You might have noticed that your feline friend always seems to be around every time you make your sandwich, sniffing at that strange meat you are putting on your bread. You could be tempted to give him a bite of the tasty sandwich, reasoning that ham is meat, but as with any member of your family, it does not hurt to be cautious. So you call your vet asking, “can cats eat ham?” Your vet might give you the go-ahead or ask you not to feed the kitty with the meat, depending on the cat’s history. The vet may not give you all the details regarding the safety or not of feeding your cat with ham, so here is everything you need to know.
It is Safe but Only as A Snack
According to the Happy Cat Site, cats can eat ham without risking their health because they are obligate carnivores and their diet should be as it would be if they were left to fend for themselves in the wild. As a result, animal protein should always be the primary source of food for the kitties. Hence, even dry foods have to provide enough nutritional needs. You can reason that ham is meat, but unlike a fresh piece of beef that you might boil for the cat, ham usually is cured using salt or other additives. Therefore even if it provides lots of vitamins, fats, proteins, and carbohydrates suitable for the kitty’s health, ham is not as healthy as it may seem.
Usually, as most animal nutritionists will advise you, the rule of thumb is that human food should never make up more than 15% of a cat’s diet. Therefore even if ham is packed with all these nutrients that humans benefit from, felines can only eat a small proportion as a snack and never as the main meal.
What to Look Out For Before Feeding the Cat With Ham
The amount of sodium
Pet Care Advisors enlightens us that ham cured with salt contains 1304 mg per 100g. Experts recommend that cats have at most 0.5 g of sodium in a kg of dry pet food, meaning that the lethal dose of sodium in dogs and cats is set at 4g per 2 pounds. The daily recommended sodium intake is 42 mg. Unfortunately, cats make it harder for their kidneys and liver to filter out the excess salt because they are not fond of drinking water; they are used to eating canned food that provides them with enough moisture. As a result, excess salt causes sodium poisoning, excessive thirst, and frequent urination.
Therefore if your vet advises you against feeding your cat with ham, it could be because your furry friend already suffers from chronic kidney disease, heart disease, or hypertension that demands a low sodium diet. The low-quality brands of ham are more likely to contain higher amounts of sodium than high-quality brands; thus, pet owners are advised to always go for quality for both their health and that of their pets. After all, even high levels are not recommended in human diets, and a serving of frozen ham has been reported to account for 40% of the daily recommended sodium intake.
Even if your cat displays a healthy appetite for the fat trimmings, you should not make it a habit to feed it with them. Fat trimmings can cause the fat in the bloodstream to go up and lead to pancreatitis. Pancreatitis results in the enzymes supposed to digest food in the intestines to start digesting the pancreas itself; thus, it can be fatal.
Some of the ham seasonings include garlic, which we are warned to be five times more poisonous than onions, although they belong to the same allium family.

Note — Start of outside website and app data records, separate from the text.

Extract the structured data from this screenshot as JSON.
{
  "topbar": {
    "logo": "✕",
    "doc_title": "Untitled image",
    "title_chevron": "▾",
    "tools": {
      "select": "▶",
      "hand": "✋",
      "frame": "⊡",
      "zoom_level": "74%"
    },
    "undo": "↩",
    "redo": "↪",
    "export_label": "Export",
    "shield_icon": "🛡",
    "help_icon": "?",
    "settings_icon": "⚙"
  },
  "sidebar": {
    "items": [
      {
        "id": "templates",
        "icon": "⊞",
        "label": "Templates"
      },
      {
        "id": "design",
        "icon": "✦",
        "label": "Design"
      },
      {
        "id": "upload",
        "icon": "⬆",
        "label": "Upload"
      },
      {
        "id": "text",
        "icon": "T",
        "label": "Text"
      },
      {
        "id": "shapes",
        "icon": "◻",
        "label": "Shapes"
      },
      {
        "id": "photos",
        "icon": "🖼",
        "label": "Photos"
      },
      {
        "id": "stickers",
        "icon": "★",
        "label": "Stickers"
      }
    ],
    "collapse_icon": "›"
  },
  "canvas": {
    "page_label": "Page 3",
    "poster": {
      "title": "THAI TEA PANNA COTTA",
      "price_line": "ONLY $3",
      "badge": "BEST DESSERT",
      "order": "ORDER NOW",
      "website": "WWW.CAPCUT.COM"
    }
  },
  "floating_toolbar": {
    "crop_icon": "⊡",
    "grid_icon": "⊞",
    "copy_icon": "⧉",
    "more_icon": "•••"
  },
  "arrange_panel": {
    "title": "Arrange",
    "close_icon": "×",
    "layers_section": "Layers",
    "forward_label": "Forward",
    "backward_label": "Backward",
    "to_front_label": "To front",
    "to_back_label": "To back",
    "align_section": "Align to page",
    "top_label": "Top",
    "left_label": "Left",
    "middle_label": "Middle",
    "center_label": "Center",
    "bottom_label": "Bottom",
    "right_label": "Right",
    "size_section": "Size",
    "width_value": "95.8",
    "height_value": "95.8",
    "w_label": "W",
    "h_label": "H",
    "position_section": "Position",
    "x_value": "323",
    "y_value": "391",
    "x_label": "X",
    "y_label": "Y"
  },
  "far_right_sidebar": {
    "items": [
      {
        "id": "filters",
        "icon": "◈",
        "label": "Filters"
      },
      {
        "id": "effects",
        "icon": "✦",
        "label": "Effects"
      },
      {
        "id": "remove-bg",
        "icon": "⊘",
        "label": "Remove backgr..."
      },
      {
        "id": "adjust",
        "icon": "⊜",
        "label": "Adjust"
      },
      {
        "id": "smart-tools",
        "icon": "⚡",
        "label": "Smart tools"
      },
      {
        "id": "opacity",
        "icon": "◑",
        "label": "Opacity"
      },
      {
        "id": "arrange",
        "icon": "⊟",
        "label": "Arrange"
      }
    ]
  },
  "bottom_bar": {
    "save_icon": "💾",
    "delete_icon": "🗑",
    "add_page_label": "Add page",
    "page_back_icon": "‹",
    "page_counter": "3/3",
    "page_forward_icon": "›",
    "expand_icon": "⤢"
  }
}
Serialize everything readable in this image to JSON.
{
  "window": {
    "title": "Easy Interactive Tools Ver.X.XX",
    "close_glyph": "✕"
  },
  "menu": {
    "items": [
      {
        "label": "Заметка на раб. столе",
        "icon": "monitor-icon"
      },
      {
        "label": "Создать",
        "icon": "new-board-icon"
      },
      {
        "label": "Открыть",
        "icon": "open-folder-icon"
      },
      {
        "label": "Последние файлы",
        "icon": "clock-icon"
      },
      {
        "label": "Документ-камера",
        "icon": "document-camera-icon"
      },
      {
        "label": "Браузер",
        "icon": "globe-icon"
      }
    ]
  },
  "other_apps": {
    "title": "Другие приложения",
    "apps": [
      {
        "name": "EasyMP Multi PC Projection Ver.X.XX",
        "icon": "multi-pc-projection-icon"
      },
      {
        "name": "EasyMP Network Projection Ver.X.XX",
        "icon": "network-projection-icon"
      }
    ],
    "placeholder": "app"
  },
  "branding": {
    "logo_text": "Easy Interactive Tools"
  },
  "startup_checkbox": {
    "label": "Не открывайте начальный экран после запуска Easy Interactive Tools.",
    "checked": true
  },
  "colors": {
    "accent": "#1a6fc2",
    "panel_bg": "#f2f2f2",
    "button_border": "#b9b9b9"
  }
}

Garlic, once ingested by the felines, enters the bloodstream causing rupture of red blood cells. As a result, your cat will suffer from hemolytic anemia, and the most obvious symptoms include pale gums and breathing difficulties; others are diarrhea and vomiting. Therefore as much as garlic is said to be quite beneficial to humans and used to treat infections, feeding it to your cat will rob you of your companion.Onions may not be as toxic as garlic, but they still pose the same danger to your feline’s health.
Is it cooked or raw?
You might reason that we do not cook the mice that our feline friends catch but feeding your cat with raw ham is putting its health at risk. Raw protein that includes raw meat, eggs, and fish contains bacteria that lead to food poisoning; raw fish also has thiamine, an enzyme that can cause neurological problems in your cat. According to Feline Living, you should not under any circumstances feed your furry friend raw ham because it can cause food poisoning or trichinosis.
However, some sources say that cats digest raw foods better than humans because they have shorter and more acidic tracts. Pet owners are still cautioned that although most cats can tolerate raw foods, those with health issues such as immune-mediated diseases should only eat cooked food. Therefore once again, your vet’s advice is paramount.
How Best To Feed Ham to Your Cat
Since ham is safe but only as a treat, you should cut it up into small pieces and reward your cat for good behavior. You can also mix it with their wet food so that even if they do not drink water, at least the moisture in the wet food will help in diluting the amount of salt in the bloodstream. Ham can also be given as a snack in addition to the dry food, but encourage your pet to take lots of water. The bottom line is that regardless of how little ham you give your feline friend, ensure that it is cooked, free of seasoning, has little sodium, and does not have any fat.